→ **REQUIRED WORK**: Go through the material line by line and copy each one with the word "temperature".

→ **RECORDS FOR THIS TASK**:
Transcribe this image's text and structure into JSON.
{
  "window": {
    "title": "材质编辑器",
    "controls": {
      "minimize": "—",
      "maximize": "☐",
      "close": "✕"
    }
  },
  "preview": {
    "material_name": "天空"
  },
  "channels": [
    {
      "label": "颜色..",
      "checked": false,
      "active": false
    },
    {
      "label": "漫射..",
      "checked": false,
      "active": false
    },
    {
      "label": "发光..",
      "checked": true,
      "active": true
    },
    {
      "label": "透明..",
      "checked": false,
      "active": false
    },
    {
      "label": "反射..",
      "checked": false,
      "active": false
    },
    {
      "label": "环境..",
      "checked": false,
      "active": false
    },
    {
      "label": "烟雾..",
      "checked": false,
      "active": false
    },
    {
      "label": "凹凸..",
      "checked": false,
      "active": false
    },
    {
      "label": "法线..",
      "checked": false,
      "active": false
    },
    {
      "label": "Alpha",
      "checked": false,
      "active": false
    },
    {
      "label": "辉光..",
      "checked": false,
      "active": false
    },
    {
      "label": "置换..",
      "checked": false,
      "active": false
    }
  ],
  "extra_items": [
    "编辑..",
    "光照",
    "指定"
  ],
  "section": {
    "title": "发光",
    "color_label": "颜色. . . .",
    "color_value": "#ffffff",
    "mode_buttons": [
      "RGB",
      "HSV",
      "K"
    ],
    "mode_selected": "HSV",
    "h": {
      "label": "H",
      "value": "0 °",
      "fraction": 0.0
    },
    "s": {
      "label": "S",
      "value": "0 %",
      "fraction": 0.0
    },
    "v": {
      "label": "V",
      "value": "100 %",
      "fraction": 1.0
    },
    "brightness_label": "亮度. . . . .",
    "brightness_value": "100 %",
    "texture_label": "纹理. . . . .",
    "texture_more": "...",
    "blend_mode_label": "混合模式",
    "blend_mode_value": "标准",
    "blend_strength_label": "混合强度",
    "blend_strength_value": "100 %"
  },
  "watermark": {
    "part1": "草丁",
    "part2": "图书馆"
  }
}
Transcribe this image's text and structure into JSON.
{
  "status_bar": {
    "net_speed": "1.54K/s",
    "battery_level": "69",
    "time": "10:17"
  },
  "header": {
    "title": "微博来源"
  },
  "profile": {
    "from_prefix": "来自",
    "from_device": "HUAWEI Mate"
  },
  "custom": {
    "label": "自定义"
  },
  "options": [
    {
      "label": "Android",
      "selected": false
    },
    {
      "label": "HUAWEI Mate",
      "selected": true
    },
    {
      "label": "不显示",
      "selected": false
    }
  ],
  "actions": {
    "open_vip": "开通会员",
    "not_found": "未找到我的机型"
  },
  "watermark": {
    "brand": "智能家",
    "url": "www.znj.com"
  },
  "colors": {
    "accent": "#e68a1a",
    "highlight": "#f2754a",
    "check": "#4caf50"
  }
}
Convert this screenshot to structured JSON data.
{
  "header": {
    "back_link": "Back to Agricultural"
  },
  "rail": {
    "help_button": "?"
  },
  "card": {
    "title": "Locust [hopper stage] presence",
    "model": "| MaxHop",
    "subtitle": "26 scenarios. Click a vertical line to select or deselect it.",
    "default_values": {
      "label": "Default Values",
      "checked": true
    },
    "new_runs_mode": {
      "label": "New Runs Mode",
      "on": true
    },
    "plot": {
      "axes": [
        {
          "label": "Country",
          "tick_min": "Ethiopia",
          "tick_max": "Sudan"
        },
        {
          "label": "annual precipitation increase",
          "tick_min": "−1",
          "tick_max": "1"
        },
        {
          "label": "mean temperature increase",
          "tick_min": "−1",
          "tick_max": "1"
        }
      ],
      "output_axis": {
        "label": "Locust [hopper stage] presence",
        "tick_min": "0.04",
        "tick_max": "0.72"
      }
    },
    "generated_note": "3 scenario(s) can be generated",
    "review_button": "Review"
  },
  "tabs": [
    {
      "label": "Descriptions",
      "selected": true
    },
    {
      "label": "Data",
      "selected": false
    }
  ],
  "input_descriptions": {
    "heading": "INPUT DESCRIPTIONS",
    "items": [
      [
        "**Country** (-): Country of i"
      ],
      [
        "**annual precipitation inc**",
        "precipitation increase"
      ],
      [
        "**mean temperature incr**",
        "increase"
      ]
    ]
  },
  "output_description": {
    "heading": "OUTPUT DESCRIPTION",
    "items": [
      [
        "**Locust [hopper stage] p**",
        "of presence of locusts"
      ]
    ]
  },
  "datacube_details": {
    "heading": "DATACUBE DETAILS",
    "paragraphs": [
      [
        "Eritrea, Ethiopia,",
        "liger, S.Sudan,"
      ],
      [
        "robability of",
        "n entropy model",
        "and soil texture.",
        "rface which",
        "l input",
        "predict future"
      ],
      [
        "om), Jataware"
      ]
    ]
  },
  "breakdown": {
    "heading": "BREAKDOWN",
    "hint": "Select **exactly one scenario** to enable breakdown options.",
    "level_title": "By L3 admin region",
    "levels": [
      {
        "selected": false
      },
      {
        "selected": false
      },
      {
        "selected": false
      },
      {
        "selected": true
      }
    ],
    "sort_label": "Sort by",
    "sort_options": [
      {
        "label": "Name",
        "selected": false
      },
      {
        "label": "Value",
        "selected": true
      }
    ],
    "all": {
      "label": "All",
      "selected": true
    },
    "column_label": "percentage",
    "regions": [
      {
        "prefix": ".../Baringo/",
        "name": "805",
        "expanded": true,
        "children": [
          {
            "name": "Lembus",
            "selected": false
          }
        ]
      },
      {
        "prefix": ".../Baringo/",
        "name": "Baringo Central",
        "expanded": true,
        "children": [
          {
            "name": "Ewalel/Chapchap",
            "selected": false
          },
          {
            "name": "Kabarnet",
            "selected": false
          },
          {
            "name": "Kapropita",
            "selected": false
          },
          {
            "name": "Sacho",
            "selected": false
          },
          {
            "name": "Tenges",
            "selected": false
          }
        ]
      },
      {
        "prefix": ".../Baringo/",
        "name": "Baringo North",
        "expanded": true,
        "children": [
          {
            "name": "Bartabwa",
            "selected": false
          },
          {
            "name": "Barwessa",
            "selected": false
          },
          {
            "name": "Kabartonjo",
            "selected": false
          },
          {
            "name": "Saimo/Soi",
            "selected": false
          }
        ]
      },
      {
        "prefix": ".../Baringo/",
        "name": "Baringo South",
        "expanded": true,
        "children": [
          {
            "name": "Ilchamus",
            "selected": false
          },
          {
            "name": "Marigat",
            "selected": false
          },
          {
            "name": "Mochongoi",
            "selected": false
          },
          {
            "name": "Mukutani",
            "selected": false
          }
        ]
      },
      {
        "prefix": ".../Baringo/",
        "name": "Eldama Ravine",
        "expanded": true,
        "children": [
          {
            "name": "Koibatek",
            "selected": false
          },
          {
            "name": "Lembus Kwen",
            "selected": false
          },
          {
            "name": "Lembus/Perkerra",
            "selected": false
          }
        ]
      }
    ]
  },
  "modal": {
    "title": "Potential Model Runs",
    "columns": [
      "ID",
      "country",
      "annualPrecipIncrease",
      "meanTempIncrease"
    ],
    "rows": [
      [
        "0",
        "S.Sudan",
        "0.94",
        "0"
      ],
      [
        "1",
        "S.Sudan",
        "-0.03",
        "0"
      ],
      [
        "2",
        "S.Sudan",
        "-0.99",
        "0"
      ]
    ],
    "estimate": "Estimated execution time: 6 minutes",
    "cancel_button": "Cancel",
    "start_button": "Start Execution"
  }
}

→ **YOUR RESPONSE**:
          "label": "mean temperature increase",
        "**mean temperature incr**",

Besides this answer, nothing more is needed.